[Component data from apps and pages]
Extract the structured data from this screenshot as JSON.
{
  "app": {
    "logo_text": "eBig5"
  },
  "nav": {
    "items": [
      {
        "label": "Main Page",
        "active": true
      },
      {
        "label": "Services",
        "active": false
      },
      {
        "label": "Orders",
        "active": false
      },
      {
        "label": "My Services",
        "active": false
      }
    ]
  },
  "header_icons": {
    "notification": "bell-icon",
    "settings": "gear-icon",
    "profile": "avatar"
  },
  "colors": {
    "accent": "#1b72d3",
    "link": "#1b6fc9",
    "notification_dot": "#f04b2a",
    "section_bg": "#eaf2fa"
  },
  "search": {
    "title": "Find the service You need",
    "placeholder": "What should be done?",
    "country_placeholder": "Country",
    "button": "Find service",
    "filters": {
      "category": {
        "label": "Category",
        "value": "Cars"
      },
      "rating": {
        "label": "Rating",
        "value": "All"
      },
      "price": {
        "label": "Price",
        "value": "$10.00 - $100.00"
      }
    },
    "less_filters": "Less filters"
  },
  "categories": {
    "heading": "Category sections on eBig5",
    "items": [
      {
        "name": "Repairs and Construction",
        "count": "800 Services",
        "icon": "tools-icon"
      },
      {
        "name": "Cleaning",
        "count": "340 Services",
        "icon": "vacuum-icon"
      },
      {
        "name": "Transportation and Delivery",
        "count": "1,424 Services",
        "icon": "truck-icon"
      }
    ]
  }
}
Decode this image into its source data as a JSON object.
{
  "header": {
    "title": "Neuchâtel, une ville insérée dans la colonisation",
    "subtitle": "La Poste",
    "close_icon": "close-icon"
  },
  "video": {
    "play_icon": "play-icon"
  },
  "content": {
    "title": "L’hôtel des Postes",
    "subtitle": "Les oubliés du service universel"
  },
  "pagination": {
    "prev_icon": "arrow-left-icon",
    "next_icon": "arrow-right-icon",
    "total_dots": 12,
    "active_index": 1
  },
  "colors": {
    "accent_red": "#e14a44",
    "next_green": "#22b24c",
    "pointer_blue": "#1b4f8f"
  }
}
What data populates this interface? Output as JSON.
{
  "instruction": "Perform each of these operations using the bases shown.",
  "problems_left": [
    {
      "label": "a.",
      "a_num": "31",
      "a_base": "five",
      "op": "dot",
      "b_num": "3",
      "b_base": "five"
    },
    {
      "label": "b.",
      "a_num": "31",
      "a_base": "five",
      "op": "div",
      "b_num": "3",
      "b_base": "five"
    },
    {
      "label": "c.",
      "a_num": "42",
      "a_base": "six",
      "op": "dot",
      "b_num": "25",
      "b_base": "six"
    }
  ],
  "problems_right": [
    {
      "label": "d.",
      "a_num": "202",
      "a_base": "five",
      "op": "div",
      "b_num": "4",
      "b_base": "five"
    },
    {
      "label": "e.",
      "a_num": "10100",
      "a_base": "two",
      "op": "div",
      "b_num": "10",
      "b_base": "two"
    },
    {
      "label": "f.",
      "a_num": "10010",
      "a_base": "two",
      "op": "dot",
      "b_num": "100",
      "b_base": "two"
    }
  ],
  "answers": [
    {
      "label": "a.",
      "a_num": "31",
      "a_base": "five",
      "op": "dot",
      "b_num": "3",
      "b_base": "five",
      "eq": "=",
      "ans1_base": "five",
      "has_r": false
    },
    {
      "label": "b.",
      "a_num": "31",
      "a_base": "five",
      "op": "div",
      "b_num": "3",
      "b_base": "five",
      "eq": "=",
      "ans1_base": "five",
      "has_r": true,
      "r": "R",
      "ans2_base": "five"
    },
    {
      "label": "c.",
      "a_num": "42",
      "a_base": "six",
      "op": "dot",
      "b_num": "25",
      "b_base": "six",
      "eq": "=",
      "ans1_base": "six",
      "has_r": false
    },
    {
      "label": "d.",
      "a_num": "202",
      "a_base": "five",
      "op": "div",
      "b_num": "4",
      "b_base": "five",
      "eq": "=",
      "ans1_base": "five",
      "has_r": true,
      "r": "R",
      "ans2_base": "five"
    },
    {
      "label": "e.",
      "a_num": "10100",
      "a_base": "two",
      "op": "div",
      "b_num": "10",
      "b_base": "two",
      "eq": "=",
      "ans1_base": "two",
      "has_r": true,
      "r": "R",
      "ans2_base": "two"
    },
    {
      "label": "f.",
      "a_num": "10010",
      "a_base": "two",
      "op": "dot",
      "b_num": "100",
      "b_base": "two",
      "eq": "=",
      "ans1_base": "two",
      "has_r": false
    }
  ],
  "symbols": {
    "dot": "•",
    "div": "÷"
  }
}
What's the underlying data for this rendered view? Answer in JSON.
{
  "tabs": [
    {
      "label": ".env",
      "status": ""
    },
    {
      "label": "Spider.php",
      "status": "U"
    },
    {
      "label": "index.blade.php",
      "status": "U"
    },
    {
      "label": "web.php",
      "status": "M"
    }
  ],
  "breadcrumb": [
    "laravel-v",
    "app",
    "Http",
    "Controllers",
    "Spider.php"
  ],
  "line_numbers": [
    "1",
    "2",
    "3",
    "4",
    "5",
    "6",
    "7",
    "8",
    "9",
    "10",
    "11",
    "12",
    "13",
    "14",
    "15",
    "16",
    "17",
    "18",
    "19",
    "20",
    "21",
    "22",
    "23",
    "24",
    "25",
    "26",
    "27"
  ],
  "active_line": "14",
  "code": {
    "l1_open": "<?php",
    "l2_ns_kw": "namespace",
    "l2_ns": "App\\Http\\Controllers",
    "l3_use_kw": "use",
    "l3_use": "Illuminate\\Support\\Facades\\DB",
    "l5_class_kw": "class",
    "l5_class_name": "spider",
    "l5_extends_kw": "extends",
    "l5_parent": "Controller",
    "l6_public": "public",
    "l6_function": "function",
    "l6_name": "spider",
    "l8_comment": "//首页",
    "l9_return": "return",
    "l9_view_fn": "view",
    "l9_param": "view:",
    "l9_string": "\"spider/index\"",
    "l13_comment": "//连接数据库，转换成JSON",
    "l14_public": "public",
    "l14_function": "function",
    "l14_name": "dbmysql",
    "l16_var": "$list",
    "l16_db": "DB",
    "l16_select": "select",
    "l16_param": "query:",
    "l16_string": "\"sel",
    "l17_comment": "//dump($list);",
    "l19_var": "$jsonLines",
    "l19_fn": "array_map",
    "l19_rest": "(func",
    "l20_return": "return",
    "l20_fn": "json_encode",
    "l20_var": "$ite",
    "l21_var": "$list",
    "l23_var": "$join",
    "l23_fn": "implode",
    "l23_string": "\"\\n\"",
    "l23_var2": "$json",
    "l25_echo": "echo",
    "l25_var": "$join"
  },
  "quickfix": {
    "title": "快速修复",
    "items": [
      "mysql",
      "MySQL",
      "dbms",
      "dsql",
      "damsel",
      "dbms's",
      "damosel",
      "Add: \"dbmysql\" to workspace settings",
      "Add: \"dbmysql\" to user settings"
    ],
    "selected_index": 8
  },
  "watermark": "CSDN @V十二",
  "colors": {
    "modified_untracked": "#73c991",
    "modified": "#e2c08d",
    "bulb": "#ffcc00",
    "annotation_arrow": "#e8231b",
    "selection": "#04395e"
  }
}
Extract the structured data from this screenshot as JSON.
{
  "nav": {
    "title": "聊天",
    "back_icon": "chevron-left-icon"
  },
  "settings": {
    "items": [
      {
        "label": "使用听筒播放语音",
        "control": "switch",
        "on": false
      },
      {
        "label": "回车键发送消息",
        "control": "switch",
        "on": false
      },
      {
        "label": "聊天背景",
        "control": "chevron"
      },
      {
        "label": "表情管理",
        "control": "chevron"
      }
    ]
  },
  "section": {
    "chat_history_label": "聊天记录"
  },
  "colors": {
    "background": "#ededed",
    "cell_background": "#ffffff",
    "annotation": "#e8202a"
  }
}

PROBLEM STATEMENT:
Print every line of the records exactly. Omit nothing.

WRITTEN RESPONSE:
Extract the structured data from this screenshot as JSON.
{
  "app": {
    "logo_text": "eBig5"
  },
  "nav": {
    "items": [
      {
        "label": "Main Page",
        "active": true
      },
      {
        "label": "Services",
        "active": false
      },
      {
        "label": "Orders",
        "active": false
      },
      {
        "label": "My Services",
        "active": false
      }
    ]
  },
  "header_icons": {
    "notification": "bell-icon",
    "settings": "gear-icon",
    "profile": "avatar"
  },
  "colors": {
    "accent": "#1b72d3",
    "link": "#1b6fc9",
    "notification_dot": "#f04b2a",
    "section_bg": "#eaf2fa"
  },
  "search": {
    "title": "Find the service You need",
    "placeholder": "What should be done?",
    "country_placeholder": "Country",
    "button": "Find service",
    "filters": {
      "category": {
        "label": "Category",
        "value": "Cars"
      },
      "rating": {
        "label": "Rating",
        "value": "All"
      },
      "price": {
        "label": "Price",
        "value": "$10.00 - $100.00"
      }
    },
    "less_filters": "Less filters"
  },
  "categories": {
    "heading": "Category sections on eBig5",
    "items": [
      {
        "name": "Repairs and Construction",
        "count": "800 Services",
        "icon": "tools-icon"
      },
      {
        "name": "Cleaning",
        "count": "340 Services",
        "icon": "vacuum-icon"
      },
      {
        "name": "Transportation and Delivery",
        "count": "1,424 Services",
        "icon": "truck-icon"
      }
    ]
  }
}
Decode this image into its source data as a JSON object.
{
  "header": {
    "title": "Neuchâtel, une ville insérée dans la colonisation",
    "subtitle": "La Poste",
    "close_icon": "close-icon"
  },
  "video": {
    "play_icon": "play-icon"
  },
  "content": {
    "title": "L’hôtel des Postes",
    "subtitle": "Les oubliés du service universel"
  },
  "pagination": {
    "prev_icon": "arrow-left-icon",
    "next_icon": "arrow-right-icon",
    "total_dots": 12,
    "active_index": 1
  },
  "colors": {
    "accent_red": "#e14a44",
    "next_green": "#22b24c",
    "pointer_blue": "#1b4f8f"
  }
}
What data populates this interface? Output as JSON.
{
  "instruction": "Perform each of these operations using the bases shown.",
  "problems_left": [
    {
      "label": "a.",
      "a_num": "31",
      "a_base": "five",
      "op": "dot",
      "b_num": "3",
      "b_base": "five"
    },
    {
      "label": "b.",
      "a_num": "31",
      "a_base": "five",
      "op": "div",
      "b_num": "3",
      "b_base": "five"
    },
    {
      "label": "c.",
      "a_num": "42",
      "a_base": "six",
      "op": "dot",
      "b_num": "25",
      "b_base": "six"
    }
  ],
  "problems_right": [
    {
      "label": "d.",
      "a_num": "202",
      "a_base": "five",
      "op": "div",
      "b_num": "4",
      "b_base": "five"
    },
    {
      "label": "e.",
      "a_num": "10100",
      "a_base": "two",
      "op": "div",
      "b_num": "10",
      "b_base": "two"
    },
    {
      "label": "f.",
      "a_num": "10010",
      "a_base": "two",
      "op": "dot",
      "b_num": "100",
      "b_base": "two"
    }
  ],
  "answers": [
    {
      "label": "a.",
      "a_num": "31",
      "a_base": "five",
      "op": "dot",
      "b_num": "3",
      "b_base": "five",
      "eq": "=",
      "ans1_base": "five",
      "has_r": false
    },
    {
      "label": "b.",
      "a_num": "31",
      "a_base": "five",
      "op": "div",
      "b_num": "3",
      "b_base": "five",
      "eq": "=",
      "ans1_base": "five",
      "has_r": true,
      "r": "R",
      "ans2_base": "five"
    },
    {
      "label": "c.",
      "a_num": "42",
      "a_base": "six",
      "op": "dot",
      "b_num": "25",
      "b_base": "six",
      "eq": "=",
      "ans1_base": "six",
      "has_r": false
    },
    {
      "label": "d.",
      "a_num": "202",
      "a_base": "five",
      "op": "div",
      "b_num": "4",
      "b_base": "five",
      "eq": "=",
      "ans1_base": "five",
      "has_r": true,
      "r": "R",
      "ans2_base": "five"
    },
    {
      "label": "e.",
      "a_num": "10100",
      "a_base": "two",
      "op": "div",
      "b_num": "10",
      "b_base": "two",
      "eq": "=",
      "ans1_base": "two",
      "has_r": true,
      "r": "R",
      "ans2_base": "two"
    },
    {
      "label": "f.",
      "a_num": "10010",
      "a_base": "two",
      "op": "dot",
      "b_num": "100",
      "b_base": "two",
      "eq": "=",
      "ans1_base": "two",
      "has_r": false
    }
  ],
  "symbols": {
    "dot": "•",
    "div": "÷"
  }
}
What's the underlying data for this rendered view? Answer in JSON.
{
  "tabs": [
    {
      "label": ".env",
      "status": ""
    },
    {
      "label": "Spider.php",
      "status": "U"
    },
    {
      "label": "index.blade.php",
      "status": "U"
    },
    {
      "label": "web.php",
      "status": "M"
    }
  ],
  "breadcrumb": [
    "laravel-v",
    "app",
    "Http",
    "Controllers",
    "Spider.php"
  ],
  "line_numbers": [
    "1",
    "2",
    "3",
    "4",
    "5",
    "6",
    "7",
    "8",
    "9",
    "10",
    "11",
    "12",
    "13",
    "14",
    "15",
    "16",
    "17",
    "18",
    "19",
    "20",
    "21",
    "22",
    "23",
    "24",
    "25",
    "26",
    "27"
  ],
  "active_line": "14",
  "code": {
    "l1_open": "<?php",
    "l2_ns_kw": "namespace",
    "l2_ns": "App\\Http\\Controllers",
    "l3_use_kw": "use",
    "l3_use": "Illuminate\\Support\\Facades\\DB",
    "l5_class_kw": "class",
    "l5_class_name": "spider",
    "l5_extends_kw": "extends",
    "l5_parent": "Controller",
    "l6_public": "public",
    "l6_function": "function",
    "l6_name": "spider",
    "l8_comment": "//首页",
    "l9_return": "return",
    "l9_view_fn": "view",
    "l9_param": "view:",
    "l9_string": "\"spider/index\"",
    "l13_comment": "//连接数据库，转换成JSON",
    "l14_public": "public",
    "l14_function": "function",
    "l14_name": "dbmysql",
    "l16_var": "$list",
    "l16_db": "DB",
    "l16_select": "select",
    "l16_param": "query:",
    "l16_string": "\"sel",
    "l17_comment": "//dump($list);",
    "l19_var": "$jsonLines",
    "l19_fn": "array_map",
    "l19_rest": "(func",
    "l20_return": "return",
    "l20_fn": "json_encode",
    "l20_var": "$ite",
    "l21_var": "$list",
    "l23_var": "$join",
    "l23_fn": "implode",
    "l23_string": "\"\\n\"",
    "l23_var2": "$json",
    "l25_echo": "echo",
    "l25_var": "$join"
  },
  "quickfix": {
    "title": "快速修复",
    "items": [
      "mysql",
      "MySQL",
      "dbms",
      "dsql",
      "damsel",
      "dbms's",
      "damosel",
      "Add: \"dbmysql\" to workspace settings",
      "Add: \"dbmysql\" to user settings"
    ],
    "selected_index": 8
  },
  "watermark": "CSDN @V十二",
  "colors": {
    "modified_untracked": "#73c991",
    "modified": "#e2c08d",
    "bulb": "#ffcc00",
    "annotation_arrow": "#e8231b",
    "selection": "#04395e"
  }
}
Extract the structured data from this screenshot as JSON.
{
  "nav": {
    "title": "聊天",
    "back_icon": "chevron-left-icon"
  },
  "settings": {
    "items": [
      {
        "label": "使用听筒播放语音",
        "control": "switch",
        "on": false
      },
      {
        "label": "回车键发送消息",
        "control": "switch",
        "on": false
      },
      {
        "label": "聊天背景",
        "control": "chevron"
      },
      {
        "label": "表情管理",
        "control": "chevron"
      }
    ]
  },
  "section": {
    "chat_history_label": "聊天记录"
  },
  "colors": {
    "background": "#ededed",
    "cell_background": "#ffffff",
    "annotation": "#e8202a"
  }
}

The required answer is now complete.